Output 5.1.1: Simple Statistics

 Measures of Association for a Physical Fitness Study

The HPCORR Procedure

Performance Information
Execution Mode Single-Machine

3 Variables: Weight Oxygen RunTime

Simple Statistics
Variable N Mean Std Dev Sum Minimum Maximum
Weight 31 77.44452 8.32857 2401 59.08000 91.63000
Oxygen 29 47.22721 5.47718 1370 37.38800 60.05500
RunTime 29 10.67414 1.39194 309.55000 8.17000 14.03000

The "Pearson Correlation Coefficients" table in Output 5.1.2 displays the Pearson correlation statistics for pairs of analysis variables. The Pearson correlation is a parametric measure of association for two continuous random variables. When the data have missing values, the number of observations used to calculate the correlation can vary.

Output 5.1.2: Pearson Correlation Coefficients

Pearson Correlation Coefficients
Prob > |r| under H0: Rho=0
Number of Observations
Weight Oxygen RunTime
Weight
 1.00000 31
 -0.15358 0.4264 29
 0.20072 0.2965 29
Oxygen
 -0.15358 0.4264 29
 1.00000 29
 -0.86843 <.0001 28
RunTime
 0.20072 0.2965 29
 -0.86843 <.0001 28
 1.00000 29

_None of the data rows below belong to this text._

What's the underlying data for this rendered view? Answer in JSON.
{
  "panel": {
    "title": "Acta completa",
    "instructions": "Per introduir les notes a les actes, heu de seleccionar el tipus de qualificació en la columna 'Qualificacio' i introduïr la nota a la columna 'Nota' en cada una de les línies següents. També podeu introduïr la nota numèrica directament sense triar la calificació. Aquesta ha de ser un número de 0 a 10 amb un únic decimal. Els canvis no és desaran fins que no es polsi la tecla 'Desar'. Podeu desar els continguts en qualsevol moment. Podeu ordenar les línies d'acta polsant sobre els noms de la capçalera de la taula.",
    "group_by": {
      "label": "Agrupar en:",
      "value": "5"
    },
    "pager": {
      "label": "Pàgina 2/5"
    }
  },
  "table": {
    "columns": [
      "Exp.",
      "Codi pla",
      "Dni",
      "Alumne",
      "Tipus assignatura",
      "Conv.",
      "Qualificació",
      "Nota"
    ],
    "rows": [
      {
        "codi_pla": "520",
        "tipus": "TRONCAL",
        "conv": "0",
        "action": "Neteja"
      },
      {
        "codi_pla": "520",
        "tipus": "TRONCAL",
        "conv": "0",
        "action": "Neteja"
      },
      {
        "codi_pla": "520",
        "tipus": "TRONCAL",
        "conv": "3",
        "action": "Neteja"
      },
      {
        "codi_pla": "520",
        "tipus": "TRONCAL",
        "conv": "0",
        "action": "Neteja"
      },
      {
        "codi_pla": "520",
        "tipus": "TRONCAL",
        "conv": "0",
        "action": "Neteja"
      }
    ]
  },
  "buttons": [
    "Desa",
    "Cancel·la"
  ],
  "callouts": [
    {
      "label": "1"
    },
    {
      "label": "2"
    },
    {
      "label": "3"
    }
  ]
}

The table shows that the Pearson correlation between `Runtime` and `Oxygen` is 0.86843, which is significant with a p-value less than 0.0001. This indicates a strong negative linear relationship between these two variables. As `Runtime` increases, `Oxygen` decreases linearly.